Toll-like receptor 7 protects from atherosclerosis by constraining "inflammatory" macrophage activation.
Salagianni M., Galani IE., Lundberg AM., Davos CH., Varela A., Gavriil A., Lyytikäinen L-P., Lehtimäki T., Sigala F., Folkersen L., Gorgoulis V., Lenglet S., Montecucco F., Mach F., Hedin U., Hansson GK., Monaco C., Andreakos E.

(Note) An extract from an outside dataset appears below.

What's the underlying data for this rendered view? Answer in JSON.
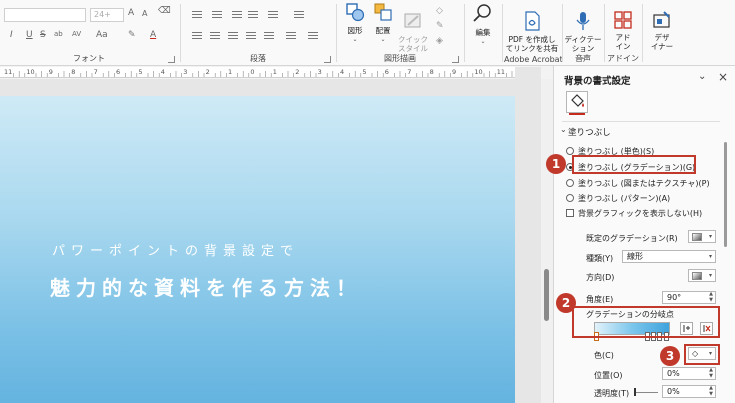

BACKGROUND: Toll-like receptors (TLRs) have long been considered to be major culprits in the development of atherosclerosis, contributing both to its progression and clinical complications. However, evidence for most TLRs beyond TLR2 and TLR4 is lacking. METHODS AND RESULTS: We used experimental mouse models, human atheroma cultures, and well-established human biobanks to investigate the role of TLR7 in atherosclerosis. We report the unexpected finding that TLR7, a receptor recognizing self-nucleic acid complexes, is protective in atherosclerosis. In Apoe(-/-) mice, functional inactivation of TLR7 resulted in accelerated lesion development, increased stenosis, and enhanced plaque vulnerability as revealed by Doppler ultrasound and/or histopathology. Mechanistically, TLR7 interfered with macrophage proinflammatory responses to TLR2 and TLR4 ligands, reduced monocyte chemoattractant protein-1 production, and prevented expansion of Ly6C(hi) inflammatory monocytes and accumulation of inflammatory M1 macrophages into developing atherosclerotic lesions. In human carotid endarterectomy specimens TLR7 levels were consistently associated with an M2 anti-inflammatory macrophage signature (interleukin [IL]-10, IL-1RA, CD163, scavenger and C-type lectin receptors) and collagen genes, whereas they were inversely related or unrelated to proinflammatory mediators (IL-12/IL-23, interferon beta, interferon gamma, CD40L) and platelet markers. Moreover, in human atheroma cultures, TLR7 activation selectively suppressed the production of key proatherogenic factors such as monocyte chemoattractant protein-1 and tumor necrosis factor without affecting IL-10. CONCLUSIONS: These findings provide evidence for a beneficial role of TLR7 in atherosclerosis by constraining inflammatory macrophage activation and cytokine production. This challenges the prevailing concept that all TLRs are pathogenic and supports the exploitation of the TLR7 pathway for therapy.